Becoming a "Master Water Steward" can be as simple as creating a rain garden.

MINNEAPOLIS - Looking at Roger Snyder’s home, you might not realize it’s part of a clean water project called the Master Water Stewards program.

"It’s a volunteer program, very similar to Master Gardeners or Master Naturalists, and it’s really a way to train volunteers to be leaders in their communities in protecting their waters," said Leslie Yetka with Freshwater Society. “Whether that’s surface water and helping to clean our lakes and streams or protect our drinking water that comes out of the faucet."

Master Water Steward Grace Sheely helped Roger Snyder with his clean water project, which includes a rain garden.

“In 2014, I got to meet Roger because he became interested about changing his yard and this area was a driveway and turned it into a rain water garden," Sheely said. "Roger put in a low water grass in an area he wanted his grandchildren to be able to play in. And so this is fescue seed, it doesn’t look any different than regular grass. It’s very deep rooted grass that he can not water and it returns to beautiful green."

The goal of these projects is to reduce pollutants from storm water runoff and allow more water to soak into the ground or soil before running into storm sewer systems.

If you decide to have one of these projects in your home, Sheely says there’s an art to them.

“There is really engineering calculation, so you do not create a mosquito pond. If you do not do it properly and create a garden that doesn’t work well as a rain garden,” said Sheely.

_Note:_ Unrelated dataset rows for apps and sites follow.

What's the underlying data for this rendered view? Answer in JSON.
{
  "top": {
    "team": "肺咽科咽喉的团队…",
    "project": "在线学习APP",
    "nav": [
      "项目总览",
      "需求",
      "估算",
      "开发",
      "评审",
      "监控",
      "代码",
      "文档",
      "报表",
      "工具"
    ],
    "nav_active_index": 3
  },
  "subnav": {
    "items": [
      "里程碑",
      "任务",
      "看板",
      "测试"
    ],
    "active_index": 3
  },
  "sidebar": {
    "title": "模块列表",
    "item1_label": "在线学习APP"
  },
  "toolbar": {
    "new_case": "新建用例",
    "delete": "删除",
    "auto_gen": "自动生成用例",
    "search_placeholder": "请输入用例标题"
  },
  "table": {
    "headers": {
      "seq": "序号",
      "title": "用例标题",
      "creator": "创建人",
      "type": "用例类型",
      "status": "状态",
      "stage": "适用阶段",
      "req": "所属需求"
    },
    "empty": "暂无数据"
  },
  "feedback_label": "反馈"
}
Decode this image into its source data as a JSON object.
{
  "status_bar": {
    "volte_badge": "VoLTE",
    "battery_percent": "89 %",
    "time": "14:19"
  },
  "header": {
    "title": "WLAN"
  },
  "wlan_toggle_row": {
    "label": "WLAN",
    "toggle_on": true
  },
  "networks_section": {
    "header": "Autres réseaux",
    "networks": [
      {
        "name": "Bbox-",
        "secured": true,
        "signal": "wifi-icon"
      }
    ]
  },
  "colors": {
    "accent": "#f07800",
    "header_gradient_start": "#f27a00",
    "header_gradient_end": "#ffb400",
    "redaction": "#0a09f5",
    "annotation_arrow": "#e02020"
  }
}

“There was definitely a formula that they were able to calculate based on the roof size, we have down spouts on either side of the former garage, there’s one here, that goes directly onto the rocks into the garden,” said Snyder.

The Freshwater Society has trained more than 270 volunteers since they started six years ago.

They teach them all they need to know about clean water, projects and awareness, as well as how to get funding for these projects.

“So this program is really crucial, engaging everybody in water protection and really helping citizens understand what role they can play to protect water, given the skills and tools needed to work with their neighbors, schools, businesses, so really from a grassroots level we can clean our lakes, rivers and protect our drinking water,” said Yetka.

And it all adds up to make sure our waters are clean for years to come.

To be considered for the program, Master Water Stewards must:

Applications are due Sept, 14, 2018. For more information about the Master Water Steward program and to apply, go to masterwaterstewards.org.